- WORK ORDER -
An exact copy of all the data below is needed, without its pictures.

- WORKING DATA -
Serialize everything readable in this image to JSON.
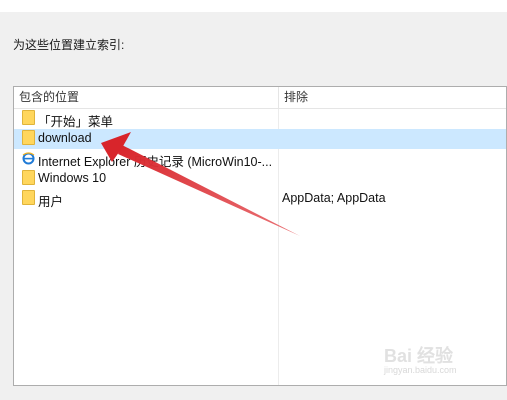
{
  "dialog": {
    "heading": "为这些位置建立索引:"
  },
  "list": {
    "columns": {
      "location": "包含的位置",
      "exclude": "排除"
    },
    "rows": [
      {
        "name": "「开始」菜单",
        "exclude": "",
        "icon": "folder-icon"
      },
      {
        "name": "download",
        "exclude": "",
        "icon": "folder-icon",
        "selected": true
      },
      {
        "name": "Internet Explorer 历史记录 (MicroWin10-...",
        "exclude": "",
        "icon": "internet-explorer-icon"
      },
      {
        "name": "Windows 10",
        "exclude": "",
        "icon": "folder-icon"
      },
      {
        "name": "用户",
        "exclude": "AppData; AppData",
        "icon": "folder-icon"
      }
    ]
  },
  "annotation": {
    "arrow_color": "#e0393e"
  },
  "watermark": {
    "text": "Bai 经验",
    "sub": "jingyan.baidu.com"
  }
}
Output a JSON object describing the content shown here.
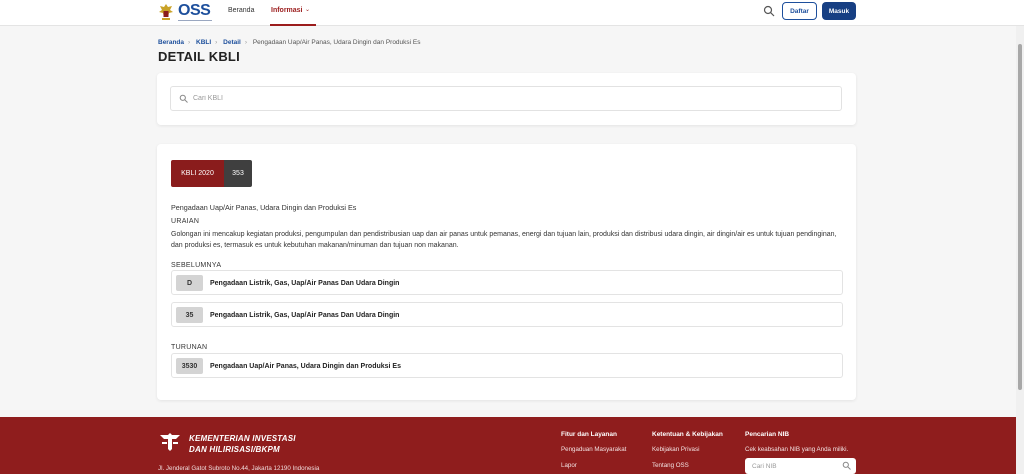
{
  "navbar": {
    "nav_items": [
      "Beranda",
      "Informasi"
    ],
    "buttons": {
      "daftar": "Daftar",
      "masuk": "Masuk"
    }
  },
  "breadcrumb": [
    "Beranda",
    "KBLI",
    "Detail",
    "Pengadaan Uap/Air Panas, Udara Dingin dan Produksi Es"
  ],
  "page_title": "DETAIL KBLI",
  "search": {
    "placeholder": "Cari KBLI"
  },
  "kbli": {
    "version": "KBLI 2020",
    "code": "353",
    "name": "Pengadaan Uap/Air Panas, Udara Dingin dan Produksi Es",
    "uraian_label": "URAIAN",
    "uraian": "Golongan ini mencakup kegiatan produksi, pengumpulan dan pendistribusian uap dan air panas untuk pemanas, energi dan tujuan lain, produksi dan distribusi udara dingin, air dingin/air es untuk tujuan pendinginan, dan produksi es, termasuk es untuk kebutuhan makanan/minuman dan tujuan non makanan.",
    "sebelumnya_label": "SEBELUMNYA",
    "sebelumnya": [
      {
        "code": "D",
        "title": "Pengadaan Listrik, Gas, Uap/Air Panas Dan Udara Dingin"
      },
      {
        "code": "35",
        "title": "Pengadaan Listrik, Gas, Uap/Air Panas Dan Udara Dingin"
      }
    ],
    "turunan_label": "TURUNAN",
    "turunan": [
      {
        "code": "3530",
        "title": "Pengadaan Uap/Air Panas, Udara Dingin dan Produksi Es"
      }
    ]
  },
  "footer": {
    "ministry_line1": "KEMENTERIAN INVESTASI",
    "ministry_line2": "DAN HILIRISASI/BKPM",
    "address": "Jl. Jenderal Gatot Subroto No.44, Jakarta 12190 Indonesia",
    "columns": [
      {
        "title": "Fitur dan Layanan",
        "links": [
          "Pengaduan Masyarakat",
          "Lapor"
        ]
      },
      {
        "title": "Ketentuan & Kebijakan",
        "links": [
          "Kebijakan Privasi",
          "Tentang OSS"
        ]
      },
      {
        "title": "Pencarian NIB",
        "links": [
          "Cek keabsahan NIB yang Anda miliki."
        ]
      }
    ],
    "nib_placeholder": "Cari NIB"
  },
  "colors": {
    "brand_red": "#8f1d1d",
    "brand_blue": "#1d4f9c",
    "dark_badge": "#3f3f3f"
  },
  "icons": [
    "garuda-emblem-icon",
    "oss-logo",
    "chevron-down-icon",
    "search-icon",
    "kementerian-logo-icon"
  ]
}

- SOLUTION TO THIS EXERCISE -
Serialize everything readable in this image to JSON.
{
  "dialog": {
    "heading": "为这些位置建立索引:"
  },
  "list": {
    "columns": {
      "location": "包含的位置",
      "exclude": "排除"
    },
    "rows": [
      {
        "name": "「开始」菜单",
        "exclude": "",
        "icon": "folder-icon"
      },
      {
        "name": "download",
        "exclude": "",
        "icon": "folder-icon",
        "selected": true
      },
      {
        "name": "Internet Explorer 历史记录 (MicroWin10-...",
        "exclude": "",
        "icon": "internet-explorer-icon"
      },
      {
        "name": "Windows 10",
        "exclude": "",
        "icon": "folder-icon"
      },
      {
        "name": "用户",
        "exclude": "AppData; AppData",
        "icon": "folder-icon"
      }
    ]
  },
  "annotation": {
    "arrow_color": "#e0393e"
  },
  "watermark": {
    "text": "Bai 经验",
    "sub": "jingyan.baidu.com"
  }
}
Output a JSON object describing the content shown here.
{
  "navbar": {
    "nav_items": [
      "Beranda",
      "Informasi"
    ],
    "buttons": {
      "daftar": "Daftar",
      "masuk": "Masuk"
    }
  },
  "breadcrumb": [
    "Beranda",
    "KBLI",
    "Detail",
    "Pengadaan Uap/Air Panas, Udara Dingin dan Produksi Es"
  ],
  "page_title": "DETAIL KBLI",
  "search": {
    "placeholder": "Cari KBLI"
  },
  "kbli": {
    "version": "KBLI 2020",
    "code": "353",
    "name": "Pengadaan Uap/Air Panas, Udara Dingin dan Produksi Es",
    "uraian_label": "URAIAN",
    "uraian": "Golongan ini mencakup kegiatan produksi, pengumpulan dan pendistribusian uap dan air panas untuk pemanas, energi dan tujuan lain, produksi dan distribusi udara dingin, air dingin/air es untuk tujuan pendinginan, dan produksi es, termasuk es untuk kebutuhan makanan/minuman dan tujuan non makanan.",
    "sebelumnya_label": "SEBELUMNYA",
    "sebelumnya": [
      {
        "code": "D",
        "title": "Pengadaan Listrik, Gas, Uap/Air Panas Dan Udara Dingin"
      },
      {
        "code": "35",
        "title": "Pengadaan Listrik, Gas, Uap/Air Panas Dan Udara Dingin"
      }
    ],
    "turunan_label": "TURUNAN",
    "turunan": [
      {
        "code": "3530",
        "title": "Pengadaan Uap/Air Panas, Udara Dingin dan Produksi Es"
      }
    ]
  },
  "footer": {
    "ministry_line1": "KEMENTERIAN INVESTASI",
    "ministry_line2": "DAN HILIRISASI/BKPM",
    "address": "Jl. Jenderal Gatot Subroto No.44, Jakarta 12190 Indonesia",
    "columns": [
      {
        "title": "Fitur dan Layanan",
        "links": [
          "Pengaduan Masyarakat",
          "Lapor"
        ]
      },
      {
        "title": "Ketentuan & Kebijakan",
        "links": [
          "Kebijakan Privasi",
          "Tentang OSS"
        ]
      },
      {
        "title": "Pencarian NIB",
        "links": [
          "Cek keabsahan NIB yang Anda miliki."
        ]
      }
    ],
    "nib_placeholder": "Cari NIB"
  },
  "colors": {
    "brand_red": "#8f1d1d",
    "brand_blue": "#1d4f9c",
    "dark_badge": "#3f3f3f"
  },
  "icons": [
    "garuda-emblem-icon",
    "oss-logo",
    "chevron-down-icon",
    "search-icon",
    "kementerian-logo-icon"
  ]
}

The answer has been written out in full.